+++ Input material

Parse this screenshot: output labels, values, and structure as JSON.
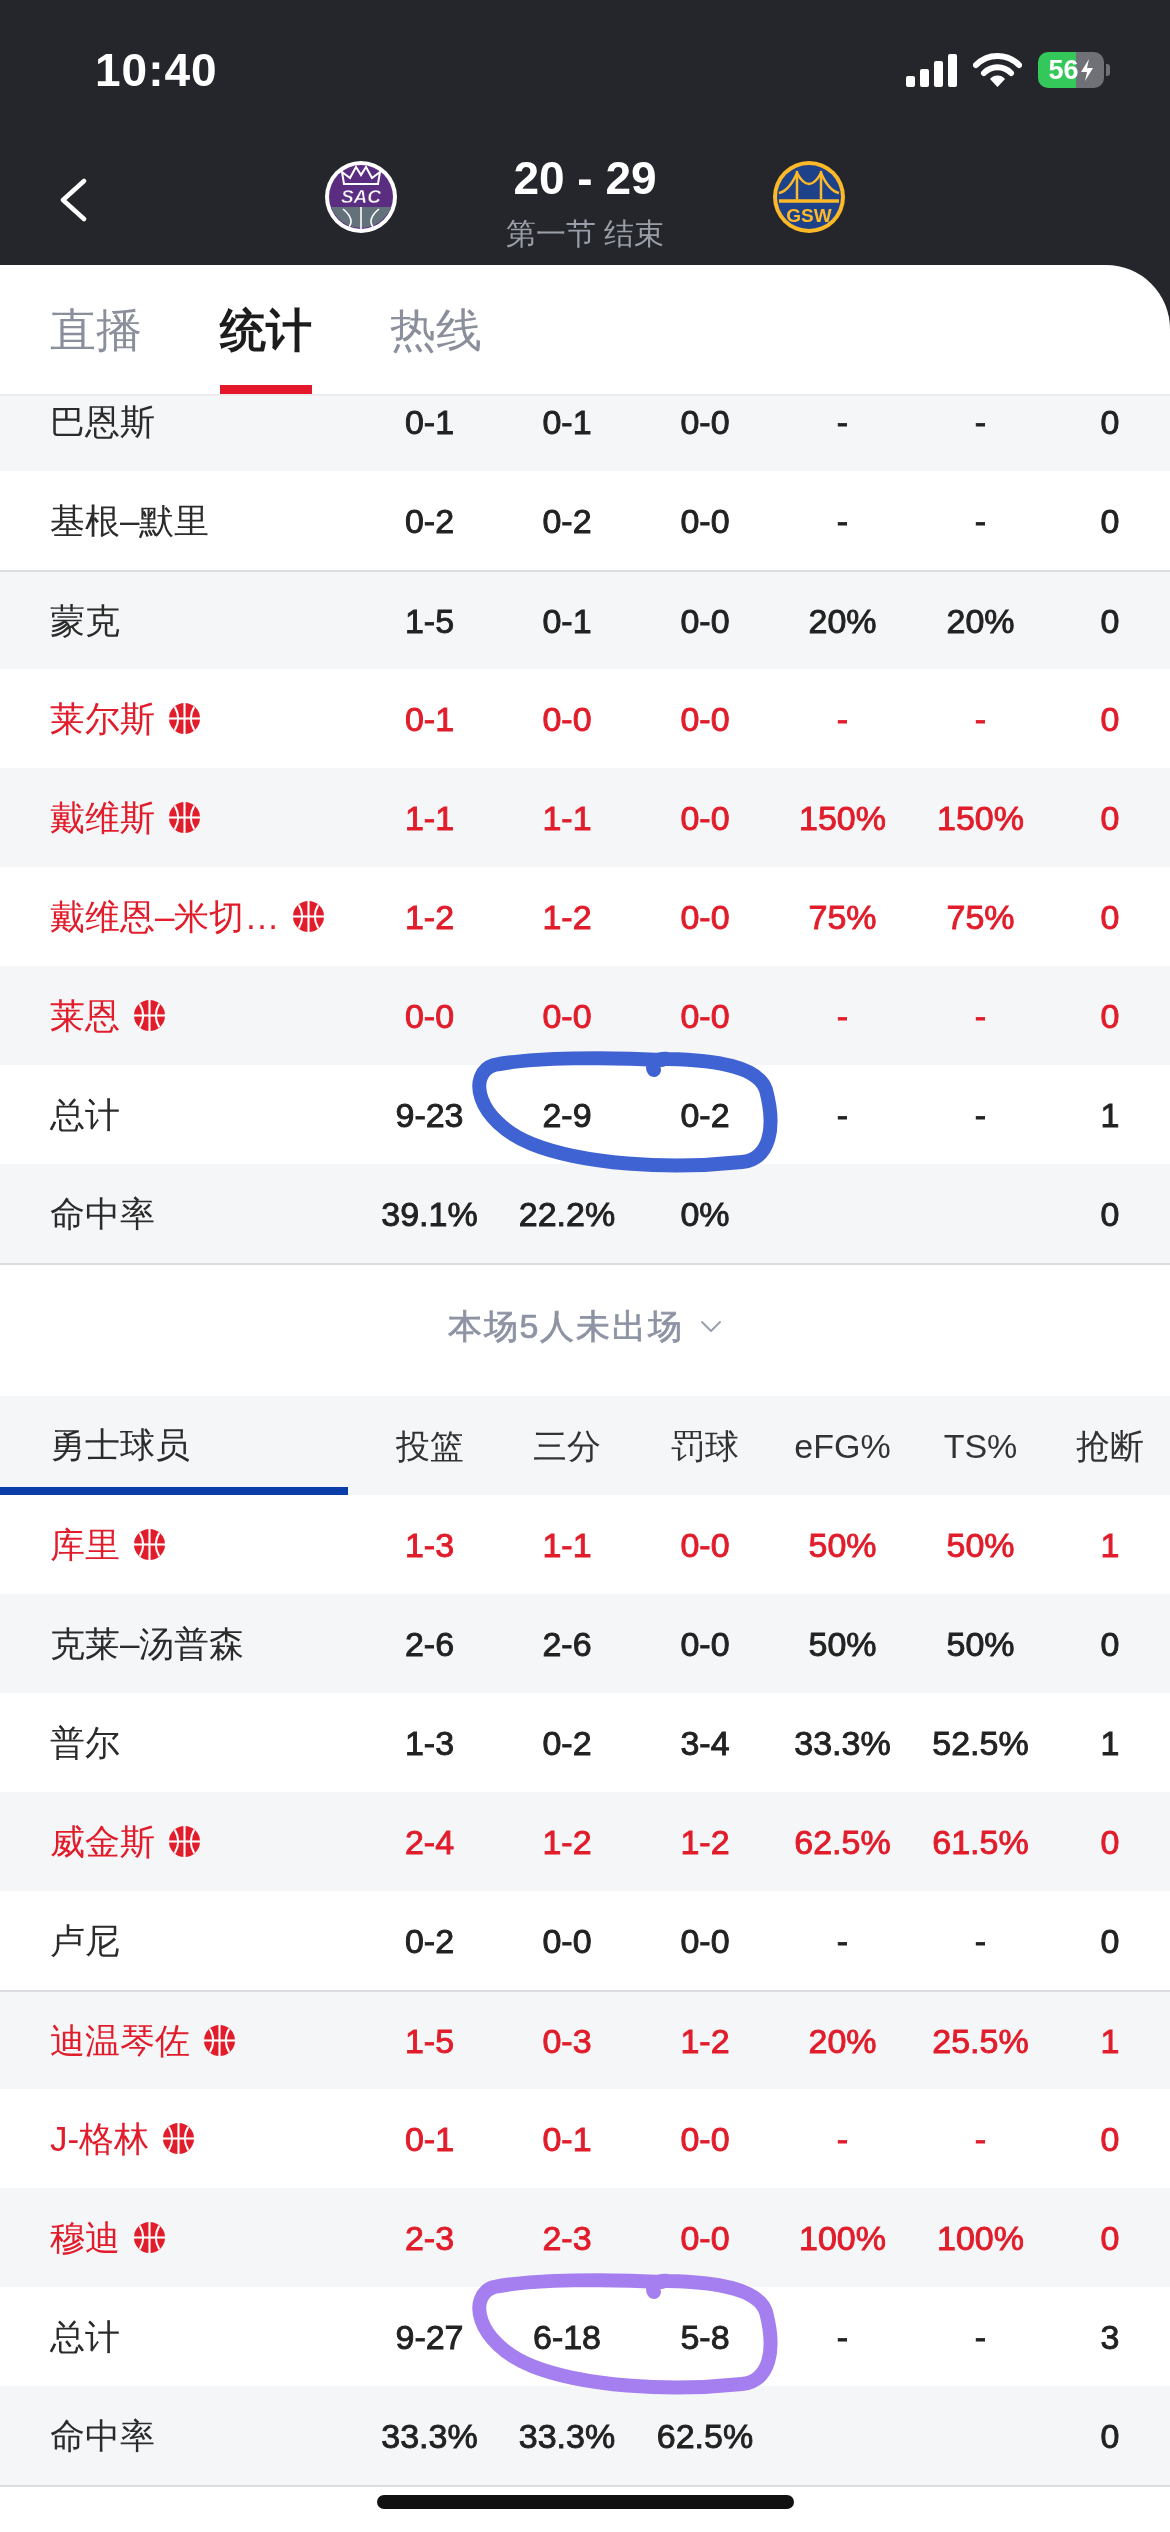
{
  "status_bar": {
    "time": "10:40",
    "battery": "56"
  },
  "header": {
    "home": {
      "logo_text": "SAC"
    },
    "score": "20 - 29",
    "period": "第一节 结束",
    "away": {
      "logo_text": "GSW"
    }
  },
  "tabs": [
    {
      "label": "直播",
      "selected": false
    },
    {
      "label": "统计",
      "selected": true
    },
    {
      "label": "热线",
      "selected": false
    }
  ],
  "tables": [
    {
      "groups": [
        {
          "players": [
            {
              "name": "巴恩斯",
              "on_court": false,
              "stats": [
                "0-1",
                "0-1",
                "0-0",
                "-",
                "-",
                "0"
              ]
            },
            {
              "name": "基根–默里",
              "on_court": false,
              "stats": [
                "0-2",
                "0-2",
                "0-0",
                "-",
                "-",
                "0"
              ]
            }
          ]
        },
        {
          "players": [
            {
              "name": "蒙克",
              "on_court": false,
              "stats": [
                "1-5",
                "0-1",
                "0-0",
                "20%",
                "20%",
                "0"
              ]
            },
            {
              "name": "莱尔斯",
              "on_court": true,
              "stats": [
                "0-1",
                "0-0",
                "0-0",
                "-",
                "-",
                "0"
              ]
            },
            {
              "name": "戴维斯",
              "on_court": true,
              "stats": [
                "1-1",
                "1-1",
                "0-0",
                "150%",
                "150%",
                "0"
              ]
            },
            {
              "name": "戴维恩–米切…",
              "on_court": true,
              "stats": [
                "1-2",
                "1-2",
                "0-0",
                "75%",
                "75%",
                "0"
              ]
            },
            {
              "name": "莱恩",
              "on_court": true,
              "stats": [
                "0-0",
                "0-0",
                "0-0",
                "-",
                "-",
                "0"
              ]
            }
          ]
        }
      ],
      "total": {
        "label": "总计",
        "stats": [
          "9-23",
          "2-9",
          "0-2",
          "-",
          "-",
          "1"
        ],
        "annotation": {
          "kind": "ring",
          "color": "#4063d4"
        }
      },
      "rate": {
        "label": "命中率",
        "field_goals": "39.1%",
        "three_pointers": "22.2%",
        "free_throws": "0%",
        "steals": "0"
      },
      "inactive_note": {
        "label": "本场5人未出场",
        "expanded": false
      }
    },
    {
      "header": {
        "title": "勇士球员",
        "columns": [
          "投篮",
          "三分",
          "罚球",
          "eFG%",
          "TS%",
          "抢断"
        ]
      },
      "groups": [
        {
          "players": [
            {
              "name": "库里",
              "on_court": true,
              "stats": [
                "1-3",
                "1-1",
                "0-0",
                "50%",
                "50%",
                "1"
              ]
            },
            {
              "name": "克莱–汤普森",
              "on_court": false,
              "stats": [
                "2-6",
                "2-6",
                "0-0",
                "50%",
                "50%",
                "0"
              ]
            },
            {
              "name": "普尔",
              "on_court": false,
              "stats": [
                "1-3",
                "0-2",
                "3-4",
                "33.3%",
                "52.5%",
                "1"
              ]
            },
            {
              "name": "威金斯",
              "on_court": true,
              "stats": [
                "2-4",
                "1-2",
                "1-2",
                "62.5%",
                "61.5%",
                "0"
              ]
            },
            {
              "name": "卢尼",
              "on_court": false,
              "stats": [
                "0-2",
                "0-0",
                "0-0",
                "-",
                "-",
                "0"
              ]
            }
          ]
        },
        {
          "players": [
            {
              "name": "迪温琴佐",
              "on_court": true,
              "stats": [
                "1-5",
                "0-3",
                "1-2",
                "20%",
                "25.5%",
                "1"
              ]
            },
            {
              "name": "J-格林",
              "on_court": true,
              "stats": [
                "0-1",
                "0-1",
                "0-0",
                "-",
                "-",
                "0"
              ]
            },
            {
              "name": "穆迪",
              "on_court": true,
              "stats": [
                "2-3",
                "2-3",
                "0-0",
                "100%",
                "100%",
                "0"
              ]
            }
          ]
        }
      ],
      "total": {
        "label": "总计",
        "stats": [
          "9-27",
          "6-18",
          "5-8",
          "-",
          "-",
          "3"
        ],
        "annotation": {
          "kind": "ring",
          "color": "#a57ff0"
        }
      },
      "rate": {
        "label": "命中率",
        "field_goals": "33.3%",
        "three_pointers": "33.3%",
        "free_throws": "62.5%",
        "steals": "0"
      }
    }
  ]
}
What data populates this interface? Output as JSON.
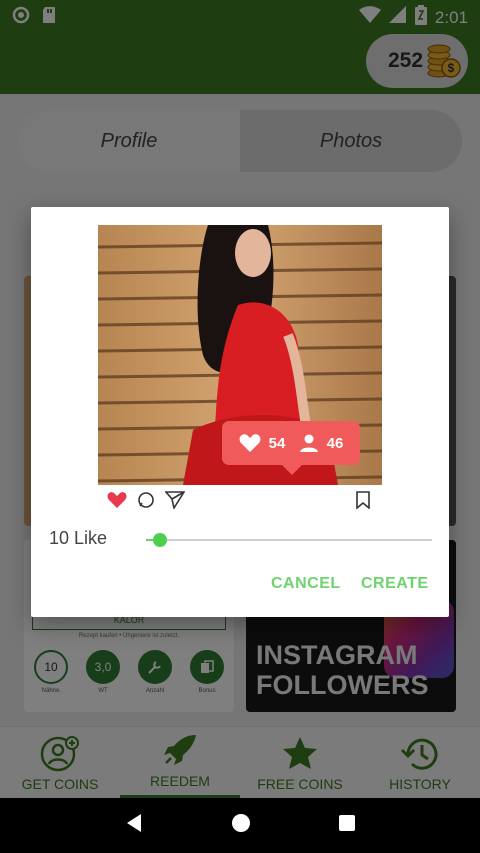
{
  "status_bar": {
    "time": "2:01",
    "battery_level": "Z"
  },
  "app_bar": {
    "coin_count": "252"
  },
  "tabs": [
    {
      "label": "Profile"
    },
    {
      "label": "Photos"
    }
  ],
  "background_cards": {
    "kalor_label": "KALOR",
    "caption": "Rezept kaufen • Uhgeniere ist zuletzt.",
    "badges": [
      {
        "value": "10",
        "label": "Nährw."
      },
      {
        "value": "3,0",
        "label": "WT"
      },
      {
        "value": "",
        "label": "Anzahl"
      },
      {
        "value": "",
        "label": "Bonus"
      }
    ],
    "promo_line1": "INSTAGRAM",
    "promo_line2": "FOLLOWERS"
  },
  "dialog": {
    "likes": "54",
    "followers": "46",
    "like_label": "10 Like",
    "slider_fraction": 0.05,
    "cancel_label": "CANCEL",
    "create_label": "CREATE"
  },
  "bottom_nav": [
    {
      "label": "GET COINS",
      "icon": "add-user-icon"
    },
    {
      "label": "REEDEM",
      "icon": "rocket-icon"
    },
    {
      "label": "FREE COINS",
      "icon": "star-icon"
    },
    {
      "label": "HISTORY",
      "icon": "history-icon"
    }
  ],
  "colors": {
    "primary": "#3d7a21",
    "accent": "#6dd36d",
    "like_badge": "#f05a5a"
  }
}
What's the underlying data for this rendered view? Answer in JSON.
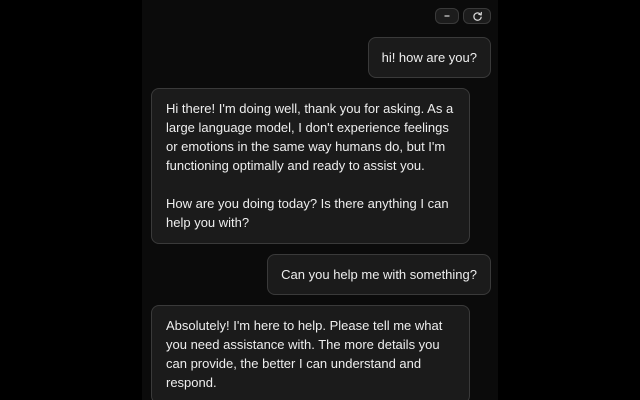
{
  "controls": {
    "minimize_icon": "minus-icon",
    "refresh_icon": "refresh-icon"
  },
  "messages": [
    {
      "role": "user",
      "text": "hi! how are you?"
    },
    {
      "role": "assistant",
      "text": "Hi there! I'm doing well, thank you for asking. As a large language model, I don't experience feelings or emotions in the same way humans do, but I'm functioning optimally and ready to assist you.\n\nHow are you doing today? Is there anything I can help you with?"
    },
    {
      "role": "user",
      "text": "Can you help me with something?"
    },
    {
      "role": "assistant",
      "text": "Absolutely! I'm here to help. Please tell me what you need assistance with. The more details you can provide, the better I can understand and respond."
    }
  ]
}
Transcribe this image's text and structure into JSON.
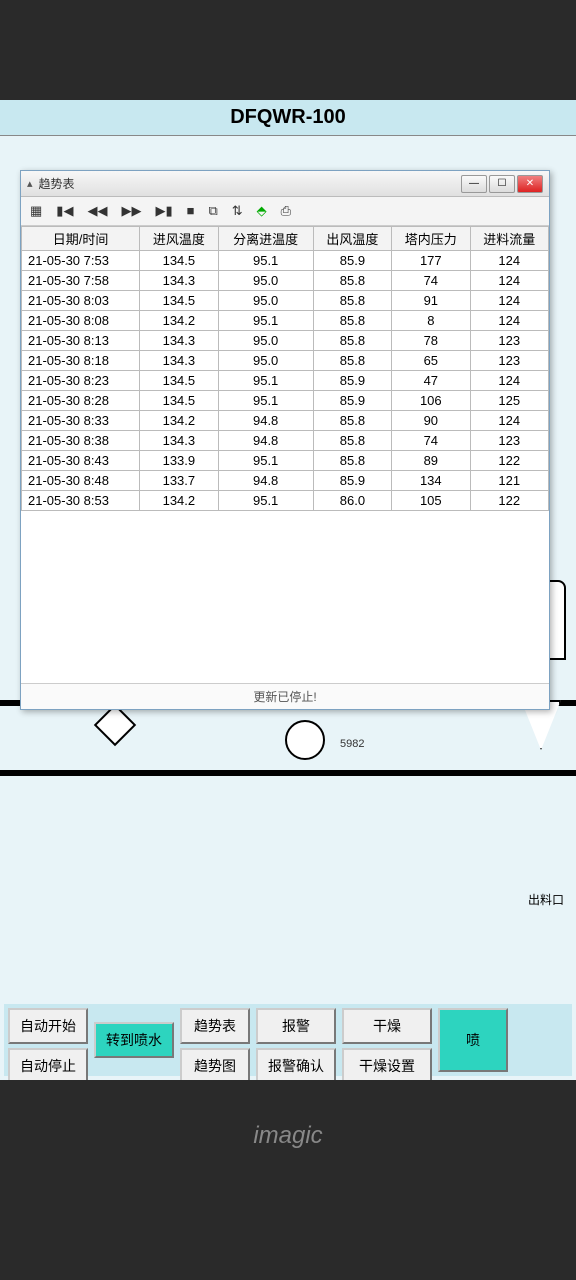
{
  "app": {
    "title": "DFQWR-100"
  },
  "popup": {
    "title": "趋势表",
    "status": "更新已停止!",
    "columns": [
      "日期/时间",
      "进风温度",
      "分离进温度",
      "出风温度",
      "塔内压力",
      "进料流量"
    ],
    "rows": [
      [
        "21-05-30 7:53",
        "134.5",
        "95.1",
        "85.9",
        "177",
        "124"
      ],
      [
        "21-05-30 7:58",
        "134.3",
        "95.0",
        "85.8",
        "74",
        "124"
      ],
      [
        "21-05-30 8:03",
        "134.5",
        "95.0",
        "85.8",
        "91",
        "124"
      ],
      [
        "21-05-30 8:08",
        "134.2",
        "95.1",
        "85.8",
        "8",
        "124"
      ],
      [
        "21-05-30 8:13",
        "134.3",
        "95.0",
        "85.8",
        "78",
        "123"
      ],
      [
        "21-05-30 8:18",
        "134.3",
        "95.0",
        "85.8",
        "65",
        "123"
      ],
      [
        "21-05-30 8:23",
        "134.5",
        "95.1",
        "85.9",
        "47",
        "124"
      ],
      [
        "21-05-30 8:28",
        "134.5",
        "95.1",
        "85.9",
        "106",
        "125"
      ],
      [
        "21-05-30 8:33",
        "134.2",
        "94.8",
        "85.8",
        "90",
        "124"
      ],
      [
        "21-05-30 8:38",
        "134.3",
        "94.8",
        "85.8",
        "74",
        "123"
      ],
      [
        "21-05-30 8:43",
        "133.9",
        "95.1",
        "85.8",
        "89",
        "122"
      ],
      [
        "21-05-30 8:48",
        "133.7",
        "94.8",
        "85.9",
        "134",
        "121"
      ],
      [
        "21-05-30 8:53",
        "134.2",
        "95.1",
        "86.0",
        "105",
        "122"
      ]
    ]
  },
  "diagram": {
    "tag1": "5982",
    "outlet_label": "出料口"
  },
  "buttons": {
    "auto_start": "自动开始",
    "auto_stop": "自动停止",
    "switch_spray": "转到喷水",
    "trend_table": "趋势表",
    "trend_chart": "趋势图",
    "alarm": "报警",
    "alarm_ack": "报警确认",
    "dry": "干燥",
    "dry_settings": "干燥设置",
    "spray": "喷"
  },
  "monitor_brand": "imagic"
}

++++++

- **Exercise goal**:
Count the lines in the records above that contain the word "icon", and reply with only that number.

- **Answer section**:
6